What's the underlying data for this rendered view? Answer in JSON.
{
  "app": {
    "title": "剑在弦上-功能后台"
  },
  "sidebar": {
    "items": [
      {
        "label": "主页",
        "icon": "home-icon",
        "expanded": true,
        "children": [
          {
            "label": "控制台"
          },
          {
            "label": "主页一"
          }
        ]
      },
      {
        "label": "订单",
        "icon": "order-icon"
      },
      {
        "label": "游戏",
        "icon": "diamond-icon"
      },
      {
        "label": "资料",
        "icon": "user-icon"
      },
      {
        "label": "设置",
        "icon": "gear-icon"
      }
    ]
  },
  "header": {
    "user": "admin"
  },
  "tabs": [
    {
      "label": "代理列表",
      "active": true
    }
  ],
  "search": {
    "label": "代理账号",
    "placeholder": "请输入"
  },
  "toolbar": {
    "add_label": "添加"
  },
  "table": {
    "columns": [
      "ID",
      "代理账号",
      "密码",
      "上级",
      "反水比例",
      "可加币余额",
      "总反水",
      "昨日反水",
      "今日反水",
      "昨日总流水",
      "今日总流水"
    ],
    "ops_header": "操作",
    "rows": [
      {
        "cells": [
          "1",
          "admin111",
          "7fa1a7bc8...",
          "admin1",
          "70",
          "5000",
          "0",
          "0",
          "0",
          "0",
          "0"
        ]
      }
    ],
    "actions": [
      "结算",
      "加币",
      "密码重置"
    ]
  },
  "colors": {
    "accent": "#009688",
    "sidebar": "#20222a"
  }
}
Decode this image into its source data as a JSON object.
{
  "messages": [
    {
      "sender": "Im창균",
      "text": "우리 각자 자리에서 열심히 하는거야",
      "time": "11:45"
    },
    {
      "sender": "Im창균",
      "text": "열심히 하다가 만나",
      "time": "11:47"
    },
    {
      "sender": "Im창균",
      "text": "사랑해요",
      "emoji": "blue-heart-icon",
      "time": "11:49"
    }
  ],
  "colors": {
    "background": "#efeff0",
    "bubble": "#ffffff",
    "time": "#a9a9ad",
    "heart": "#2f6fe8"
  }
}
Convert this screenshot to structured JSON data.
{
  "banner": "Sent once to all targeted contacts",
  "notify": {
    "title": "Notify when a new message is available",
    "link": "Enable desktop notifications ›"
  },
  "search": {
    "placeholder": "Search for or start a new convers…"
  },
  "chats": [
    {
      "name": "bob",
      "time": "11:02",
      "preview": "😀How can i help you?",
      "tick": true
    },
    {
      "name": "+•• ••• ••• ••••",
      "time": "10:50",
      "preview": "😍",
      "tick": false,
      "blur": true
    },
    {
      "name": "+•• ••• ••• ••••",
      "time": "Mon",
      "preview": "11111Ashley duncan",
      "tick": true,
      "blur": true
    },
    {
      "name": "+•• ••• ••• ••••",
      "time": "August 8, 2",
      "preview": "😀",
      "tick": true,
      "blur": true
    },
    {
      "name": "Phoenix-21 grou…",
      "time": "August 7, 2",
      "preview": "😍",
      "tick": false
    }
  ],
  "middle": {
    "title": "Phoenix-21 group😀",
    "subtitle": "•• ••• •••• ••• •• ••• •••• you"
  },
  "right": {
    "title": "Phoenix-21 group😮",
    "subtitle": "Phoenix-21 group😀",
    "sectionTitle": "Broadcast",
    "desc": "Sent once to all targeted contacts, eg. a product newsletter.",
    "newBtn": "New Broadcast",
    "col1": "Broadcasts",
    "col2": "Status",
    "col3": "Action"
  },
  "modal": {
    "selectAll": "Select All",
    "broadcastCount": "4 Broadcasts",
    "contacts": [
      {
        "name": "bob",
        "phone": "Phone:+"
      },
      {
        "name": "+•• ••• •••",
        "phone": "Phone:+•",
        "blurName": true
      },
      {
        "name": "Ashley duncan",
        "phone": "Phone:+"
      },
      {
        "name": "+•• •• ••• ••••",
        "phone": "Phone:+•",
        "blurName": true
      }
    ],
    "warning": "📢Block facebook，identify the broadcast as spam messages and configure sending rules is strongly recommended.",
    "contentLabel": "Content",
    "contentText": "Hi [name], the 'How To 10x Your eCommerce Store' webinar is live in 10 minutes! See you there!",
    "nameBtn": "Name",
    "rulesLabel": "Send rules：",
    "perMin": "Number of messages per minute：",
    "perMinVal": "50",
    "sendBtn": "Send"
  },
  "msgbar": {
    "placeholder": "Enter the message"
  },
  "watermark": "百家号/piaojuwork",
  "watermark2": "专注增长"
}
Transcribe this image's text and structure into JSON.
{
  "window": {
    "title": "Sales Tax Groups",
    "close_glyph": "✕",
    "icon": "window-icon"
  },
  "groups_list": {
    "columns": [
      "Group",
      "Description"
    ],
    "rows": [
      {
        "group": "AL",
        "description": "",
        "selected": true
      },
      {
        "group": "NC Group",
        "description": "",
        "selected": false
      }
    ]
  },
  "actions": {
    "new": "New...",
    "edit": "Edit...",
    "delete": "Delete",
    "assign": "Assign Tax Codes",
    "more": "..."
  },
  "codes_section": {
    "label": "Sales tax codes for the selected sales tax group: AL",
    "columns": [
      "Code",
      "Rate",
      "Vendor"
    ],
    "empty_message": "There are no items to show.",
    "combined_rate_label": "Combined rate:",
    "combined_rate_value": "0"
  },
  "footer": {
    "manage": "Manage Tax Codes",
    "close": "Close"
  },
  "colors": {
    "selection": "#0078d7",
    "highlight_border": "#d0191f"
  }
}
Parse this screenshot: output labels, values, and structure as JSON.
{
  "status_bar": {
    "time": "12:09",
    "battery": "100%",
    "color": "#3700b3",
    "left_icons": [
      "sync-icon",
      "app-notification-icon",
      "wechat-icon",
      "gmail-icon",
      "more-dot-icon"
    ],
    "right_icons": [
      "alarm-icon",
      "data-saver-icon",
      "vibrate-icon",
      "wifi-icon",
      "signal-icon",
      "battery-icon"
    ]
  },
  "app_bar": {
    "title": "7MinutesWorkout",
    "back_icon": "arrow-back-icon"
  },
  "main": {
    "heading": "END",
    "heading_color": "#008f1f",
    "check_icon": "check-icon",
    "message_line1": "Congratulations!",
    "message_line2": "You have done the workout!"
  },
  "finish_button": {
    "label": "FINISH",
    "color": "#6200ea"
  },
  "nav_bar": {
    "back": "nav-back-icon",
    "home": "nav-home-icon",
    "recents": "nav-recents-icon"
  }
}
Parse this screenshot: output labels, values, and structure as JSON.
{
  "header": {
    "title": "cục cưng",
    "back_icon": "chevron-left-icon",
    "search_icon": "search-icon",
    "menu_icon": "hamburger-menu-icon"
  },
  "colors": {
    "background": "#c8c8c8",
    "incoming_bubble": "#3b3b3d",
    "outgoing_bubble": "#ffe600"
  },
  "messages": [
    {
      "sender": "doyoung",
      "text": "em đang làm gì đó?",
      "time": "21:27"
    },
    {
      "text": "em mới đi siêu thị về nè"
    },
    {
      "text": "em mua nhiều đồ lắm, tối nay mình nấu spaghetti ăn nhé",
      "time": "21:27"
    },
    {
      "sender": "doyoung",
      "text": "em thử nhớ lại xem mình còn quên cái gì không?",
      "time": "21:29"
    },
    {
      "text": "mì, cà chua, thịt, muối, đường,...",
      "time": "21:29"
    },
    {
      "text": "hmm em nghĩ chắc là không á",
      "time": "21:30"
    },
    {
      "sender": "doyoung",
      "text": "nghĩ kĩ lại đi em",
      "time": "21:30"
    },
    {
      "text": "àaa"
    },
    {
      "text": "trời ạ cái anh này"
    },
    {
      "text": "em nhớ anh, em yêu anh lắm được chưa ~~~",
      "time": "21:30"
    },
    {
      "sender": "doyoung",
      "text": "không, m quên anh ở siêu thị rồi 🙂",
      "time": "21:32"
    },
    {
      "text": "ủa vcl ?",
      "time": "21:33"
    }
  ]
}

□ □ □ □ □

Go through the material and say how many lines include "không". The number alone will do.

• [Response area]: 3